Has not God made foolish the wisdom of the world? For since, in the wisdom of God, the world did not know God through wisdom, God decided through the foolishness of our proclamation, to save those who believe. For Jews demanded signs and Greeks desire wisdom, but we proclaim Christ crucified, a stumbling block to Jews and foolishness to Gentiles, but to those who are the called, both Jews and Greeks, Christ the power of God and the wisdom of God. For God’s foolishness is wiser than human wisdom, and God’s weakness is stronger than human strength (1 Corinthians 1:20-25, NRSV).
A Christian response to worldly wisdom, to the factors of popular, civil and political influence on memory, is to question what at first might seem wise and appropriate in order to allow God to illuminate the true wisdom.
St. Paul and St. Bonaventure challenge the conventional notion of the memory of 9/11 by reminding us to examine what has shaped and informed it. Is this how God sees what happened on 9/11? Is this how Jesus Christ would respond after such an event?

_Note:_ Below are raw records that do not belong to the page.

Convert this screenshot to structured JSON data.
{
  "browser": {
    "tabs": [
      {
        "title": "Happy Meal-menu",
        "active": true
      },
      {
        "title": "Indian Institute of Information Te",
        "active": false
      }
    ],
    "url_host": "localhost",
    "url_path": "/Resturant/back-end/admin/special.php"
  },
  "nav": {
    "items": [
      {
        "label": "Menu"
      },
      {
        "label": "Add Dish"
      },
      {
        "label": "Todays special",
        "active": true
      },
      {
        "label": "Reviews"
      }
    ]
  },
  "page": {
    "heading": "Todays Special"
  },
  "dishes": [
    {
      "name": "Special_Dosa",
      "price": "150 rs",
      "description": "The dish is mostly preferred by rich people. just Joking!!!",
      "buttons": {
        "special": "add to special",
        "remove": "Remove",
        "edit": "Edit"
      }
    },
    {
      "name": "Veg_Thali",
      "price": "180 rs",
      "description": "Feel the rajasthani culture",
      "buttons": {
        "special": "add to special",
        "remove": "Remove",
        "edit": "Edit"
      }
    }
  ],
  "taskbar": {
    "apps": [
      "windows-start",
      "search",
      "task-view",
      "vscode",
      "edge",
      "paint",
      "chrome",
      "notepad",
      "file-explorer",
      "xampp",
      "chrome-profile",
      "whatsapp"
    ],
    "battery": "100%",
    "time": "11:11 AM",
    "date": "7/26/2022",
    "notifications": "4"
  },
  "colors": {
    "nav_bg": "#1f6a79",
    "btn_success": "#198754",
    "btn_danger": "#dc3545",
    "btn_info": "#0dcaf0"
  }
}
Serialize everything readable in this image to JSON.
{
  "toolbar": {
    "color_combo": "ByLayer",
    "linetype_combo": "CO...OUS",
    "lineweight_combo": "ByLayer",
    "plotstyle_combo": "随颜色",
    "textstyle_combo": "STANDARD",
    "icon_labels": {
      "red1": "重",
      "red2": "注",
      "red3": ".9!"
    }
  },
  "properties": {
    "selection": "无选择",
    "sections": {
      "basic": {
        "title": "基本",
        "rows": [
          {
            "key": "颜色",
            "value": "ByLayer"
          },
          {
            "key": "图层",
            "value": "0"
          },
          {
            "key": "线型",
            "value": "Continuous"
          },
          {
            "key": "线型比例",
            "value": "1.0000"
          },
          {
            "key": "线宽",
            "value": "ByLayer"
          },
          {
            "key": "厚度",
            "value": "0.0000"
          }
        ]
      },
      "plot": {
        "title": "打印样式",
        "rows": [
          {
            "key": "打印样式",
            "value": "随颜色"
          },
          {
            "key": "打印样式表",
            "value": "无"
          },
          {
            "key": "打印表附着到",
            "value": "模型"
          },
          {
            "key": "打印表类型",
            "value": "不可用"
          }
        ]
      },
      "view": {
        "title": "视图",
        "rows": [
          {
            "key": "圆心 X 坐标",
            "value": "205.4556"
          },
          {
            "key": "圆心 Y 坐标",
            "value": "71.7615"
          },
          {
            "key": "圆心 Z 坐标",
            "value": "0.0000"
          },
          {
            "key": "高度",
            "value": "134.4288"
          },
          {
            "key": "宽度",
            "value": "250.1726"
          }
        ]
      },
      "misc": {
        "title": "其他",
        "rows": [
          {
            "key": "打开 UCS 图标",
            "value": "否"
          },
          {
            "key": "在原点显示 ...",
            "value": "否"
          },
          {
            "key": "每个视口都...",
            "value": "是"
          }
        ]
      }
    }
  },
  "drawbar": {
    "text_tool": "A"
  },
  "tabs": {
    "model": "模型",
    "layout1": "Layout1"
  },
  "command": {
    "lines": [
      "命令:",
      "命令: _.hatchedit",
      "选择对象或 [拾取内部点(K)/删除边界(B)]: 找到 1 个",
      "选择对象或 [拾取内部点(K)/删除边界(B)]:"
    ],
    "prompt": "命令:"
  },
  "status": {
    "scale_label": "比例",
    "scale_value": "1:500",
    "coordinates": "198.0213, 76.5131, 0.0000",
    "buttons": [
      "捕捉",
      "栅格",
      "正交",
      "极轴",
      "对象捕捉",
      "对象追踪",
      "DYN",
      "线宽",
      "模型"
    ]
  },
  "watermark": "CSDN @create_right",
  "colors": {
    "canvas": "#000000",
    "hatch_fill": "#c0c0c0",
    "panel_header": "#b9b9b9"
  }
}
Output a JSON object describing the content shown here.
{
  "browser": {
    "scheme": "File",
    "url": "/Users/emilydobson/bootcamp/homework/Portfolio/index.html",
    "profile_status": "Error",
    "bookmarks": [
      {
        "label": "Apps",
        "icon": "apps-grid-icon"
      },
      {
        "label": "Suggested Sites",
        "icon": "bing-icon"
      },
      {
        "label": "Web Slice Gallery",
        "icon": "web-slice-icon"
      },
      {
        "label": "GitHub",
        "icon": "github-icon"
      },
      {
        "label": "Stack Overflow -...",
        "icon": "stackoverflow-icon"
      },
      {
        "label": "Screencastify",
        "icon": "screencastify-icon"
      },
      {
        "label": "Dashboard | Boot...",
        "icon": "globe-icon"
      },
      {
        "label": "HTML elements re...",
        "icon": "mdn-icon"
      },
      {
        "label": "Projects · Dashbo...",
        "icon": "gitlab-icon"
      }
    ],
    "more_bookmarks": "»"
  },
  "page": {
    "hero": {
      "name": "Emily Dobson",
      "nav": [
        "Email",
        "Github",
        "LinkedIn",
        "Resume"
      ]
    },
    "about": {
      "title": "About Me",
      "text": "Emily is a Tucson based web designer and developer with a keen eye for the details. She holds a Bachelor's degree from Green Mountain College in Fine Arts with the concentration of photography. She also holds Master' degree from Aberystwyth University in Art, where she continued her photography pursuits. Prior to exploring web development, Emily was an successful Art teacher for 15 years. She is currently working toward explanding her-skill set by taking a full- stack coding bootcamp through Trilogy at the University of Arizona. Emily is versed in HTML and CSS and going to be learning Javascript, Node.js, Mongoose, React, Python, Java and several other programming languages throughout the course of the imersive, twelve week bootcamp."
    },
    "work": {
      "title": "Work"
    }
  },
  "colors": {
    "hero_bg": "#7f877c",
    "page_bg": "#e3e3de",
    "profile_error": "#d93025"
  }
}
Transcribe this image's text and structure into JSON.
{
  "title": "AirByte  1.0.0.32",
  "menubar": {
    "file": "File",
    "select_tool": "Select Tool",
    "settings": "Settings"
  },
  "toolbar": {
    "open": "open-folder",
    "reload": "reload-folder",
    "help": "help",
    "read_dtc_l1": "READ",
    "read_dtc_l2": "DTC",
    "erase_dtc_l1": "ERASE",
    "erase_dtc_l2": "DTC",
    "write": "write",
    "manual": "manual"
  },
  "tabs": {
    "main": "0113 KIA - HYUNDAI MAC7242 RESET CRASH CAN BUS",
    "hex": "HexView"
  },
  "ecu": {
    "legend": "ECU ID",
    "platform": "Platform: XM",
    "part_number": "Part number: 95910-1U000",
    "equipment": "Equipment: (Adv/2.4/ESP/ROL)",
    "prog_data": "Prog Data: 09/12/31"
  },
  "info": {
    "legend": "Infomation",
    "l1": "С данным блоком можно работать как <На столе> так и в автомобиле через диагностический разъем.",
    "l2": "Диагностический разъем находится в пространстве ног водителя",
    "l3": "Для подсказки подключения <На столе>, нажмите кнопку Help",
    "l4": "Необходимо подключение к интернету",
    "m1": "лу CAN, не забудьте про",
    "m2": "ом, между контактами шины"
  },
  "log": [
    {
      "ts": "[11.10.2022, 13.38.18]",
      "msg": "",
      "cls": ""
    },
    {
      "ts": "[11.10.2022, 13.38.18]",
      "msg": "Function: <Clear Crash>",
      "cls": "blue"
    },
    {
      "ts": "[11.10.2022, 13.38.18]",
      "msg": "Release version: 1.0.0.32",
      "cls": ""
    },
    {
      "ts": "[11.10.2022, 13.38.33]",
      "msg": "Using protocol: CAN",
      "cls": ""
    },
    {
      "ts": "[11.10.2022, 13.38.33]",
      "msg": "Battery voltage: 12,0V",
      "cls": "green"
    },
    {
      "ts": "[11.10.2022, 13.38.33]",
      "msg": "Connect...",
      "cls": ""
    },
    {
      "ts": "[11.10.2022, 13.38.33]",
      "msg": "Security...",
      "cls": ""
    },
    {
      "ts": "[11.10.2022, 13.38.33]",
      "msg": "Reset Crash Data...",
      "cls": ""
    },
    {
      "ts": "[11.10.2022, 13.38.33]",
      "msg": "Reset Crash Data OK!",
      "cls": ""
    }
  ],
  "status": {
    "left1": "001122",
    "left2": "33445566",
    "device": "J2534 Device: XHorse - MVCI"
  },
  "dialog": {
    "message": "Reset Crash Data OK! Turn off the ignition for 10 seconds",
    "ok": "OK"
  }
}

To speak with a Franciscan voice, to remember, commemorate and mourn as one who lives the gospel would, we must be willing to step back and challenge the individual and collective memory of that fateful day ten years ago. We must be willing to ask about what factors have come together to produce the story that is passed along as the memory, challenging the conventional wisdom as Jesus himself had. “You have heard that it was said, ‘you shall love your neighbor and hate your enemy.’ But I say to you, Love your enemies and pray for those who persecute you” (Matthew 5:43-44). Though to many a Franciscan voice will sound foolish, it is nevertheless rooted in the wisdom of God.
To read the full text and other essays on the tenth anniversary of 9/11, read Franciscan Voices on 9/11 (Franciscan Media, 2011).